Aim of the exercise
Give back each line of the listing below that contains the string "face".

Records
====================

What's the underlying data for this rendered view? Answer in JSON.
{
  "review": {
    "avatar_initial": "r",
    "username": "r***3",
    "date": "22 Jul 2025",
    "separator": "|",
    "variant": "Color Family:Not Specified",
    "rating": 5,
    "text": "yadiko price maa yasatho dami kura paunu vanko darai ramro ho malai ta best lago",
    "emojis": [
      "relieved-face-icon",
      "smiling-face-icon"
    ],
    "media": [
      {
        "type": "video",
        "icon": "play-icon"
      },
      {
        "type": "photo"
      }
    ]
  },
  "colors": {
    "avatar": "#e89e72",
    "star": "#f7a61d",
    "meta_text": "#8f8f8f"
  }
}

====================

Solution
      "relieved-face-icon",
      "smiling-face-icon"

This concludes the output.